    Now, I don’t have a Publix where I live, but if the grocery store I shop at was caught up in this calendar debate, it wouldn’t make me not continue to shop there.  C’mon, it’s a calendar!  A calendar isn’t going to generate new shoppers, and I certainly hope people wouldn’t find a new store to shop at because of this.  It would be different if in year’s past the calendar had Pearl Harbor Day and it was simply removed, then the question would be why was it removed?  I could see this upsetting veterans or veteran’s families.  The thing is, the reference to Pearl Harbor was never there to begin with and nobody noticed until now.  A calendar isn’t what makes Publix shoppers shop at Publix.  Publix should ignore this distraction and focus on the things to enhance consumers shopping experience, because isn’t that what will keep consumers going back to Publix?

    The problem, of course, is that it is almost impossible for Publix to ignore the controversy. And it is hard to fire back at people like this talk show host, in part because you don’t want to alienate shoppers and in part because it almost never makes sense to get into an argument with someone who controls the microphone.

    On the other hand, that’s why I’m going out of my way to publicize this situation. My only dog in this fight is basic human decency...a concept with which I suspect this talk show host may have only passing and opportunistic familiarity. And besides, I have a microphone, too.

    One MNB user yesterday said that I was wrong to call out the talk show host because it was Muslims who bombed the World Trade Center. Which led MNB user Stephanie Steiner to respond:

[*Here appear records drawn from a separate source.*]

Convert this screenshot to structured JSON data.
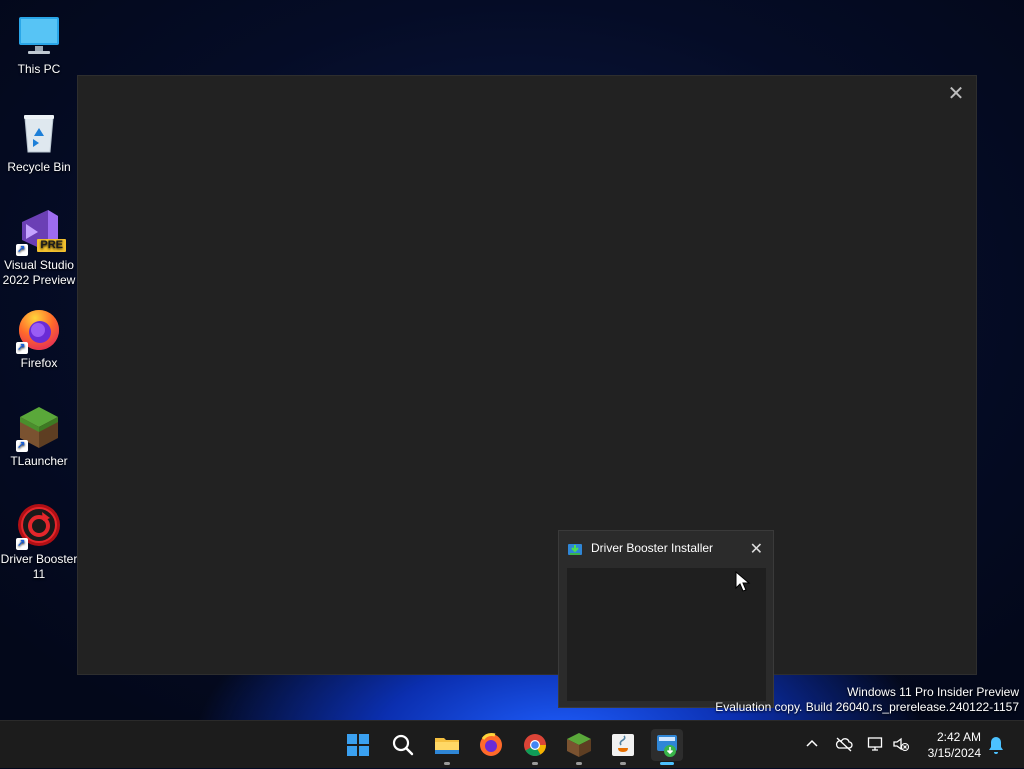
{
  "desktop": {
    "icons": [
      {
        "label": "This PC",
        "icon": "monitor-icon"
      },
      {
        "label": "Recycle Bin",
        "icon": "recycle-bin-icon"
      },
      {
        "label": "Visual Studio 2022 Preview",
        "icon": "visual-studio-icon",
        "badge": "PRE"
      },
      {
        "label": "Firefox",
        "icon": "firefox-icon"
      },
      {
        "label": "TLauncher",
        "icon": "tlauncher-icon"
      },
      {
        "label": "Driver Booster 11",
        "icon": "driver-booster-icon"
      }
    ]
  },
  "main_window": {
    "close_glyph": "✕"
  },
  "installer_dialog": {
    "title": "Driver Booster Installer",
    "close_glyph": "✕"
  },
  "watermark": {
    "line1": "Windows 11 Pro Insider Preview",
    "line2": "Evaluation copy. Build 26040.rs_prerelease.240122-1157"
  },
  "taskbar": {
    "apps": [
      "start-icon",
      "search-icon",
      "file-explorer-icon",
      "firefox-icon",
      "chrome-icon",
      "tlauncher-icon",
      "java-icon",
      "driver-booster-setup-icon"
    ],
    "clock": {
      "time": "2:42 AM",
      "date": "3/15/2024"
    }
  },
  "colors": {
    "accent": "#4cc2ff",
    "window_bg": "#222222",
    "taskbar_bg": "#1c1c1c"
  }
}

    People committed to Muslim faith didn’t bomb the WTC.  People committed to EXTREMIST behavior bombed the WTC.

    You were spot-on in calling the radio host a bully on this one, don’t back off.

    Responding to Michael Sansolo’s column yesterday about what he saw as contradictory behavior - people who object to full body scans at airports then are willing to provide all sorts of personal information on Facebook.

    Which led one MNB user to write:

    It's neither contradictory nor ironic - but an issue of control.  When I publish information about myself, it is my choice.  When someone reveals things about me, maybe the same things I would voluntarily post - that is not my choice and not under my control.  Remember when Kevin was reporting about RFID chips?  He was at a meeting and when he walked into the room wearing his RFID chip, his name appeared on the screen at the front of the room.  Kevin was uncomfortable with that - despite the fact that the same information was on the nametag he was wearing.  The difference who controls the information flow.

    Was I uncomfortable? It seems so long ago...

    I’m with James Carville when it comes to full body scans. I can’t repeat precisely what he said about all the things they said they could measure and check in airports...but you can Google it.

    MNB user Jackie Lembke wrote:

    So somewhat off the main subject, but does the full body scan at airports mean was ahead of the curve with their commercials of a naked woman walking through the airport?

    I wasn’t familiar with those commercials, so I checked them out...and they actually are pretty funny. Check them out on

    We’re not to that point yet. But you never know.

    Finally, a week ago, after I exulted over the NY Jets win over the Cincinnati Bengals that propelled them into the playoffs and another face-off with the Bengals, we posted the following email from MNB user Bill Welch:

    Your Jets made the playoffs because two teams (Colts and Bengals) laid down.  They are a two and a half point underdog this week in Cincinnati.  The smart money knows they are one and done.

    Well, as we all know....not so much. The Jets, against the odds, defeated the Bengals convincingly a second time, and now move onto the second round of playoffs (they play the San Diego Chargers this weekend).

    And give Bill Welch credit...because he wrote back:

    Their entrance into the playoffs may have been the result of a couple fortuitous events but they have demonstrated that they belong.  I am a believer.  Let me join in J - E - T - S Jets, Jets, Jets!

    Your graciousness is appreciated.

    Hey, I never knock fortuitous events. If you’re lucky, life and work are full of them.
    KC's View: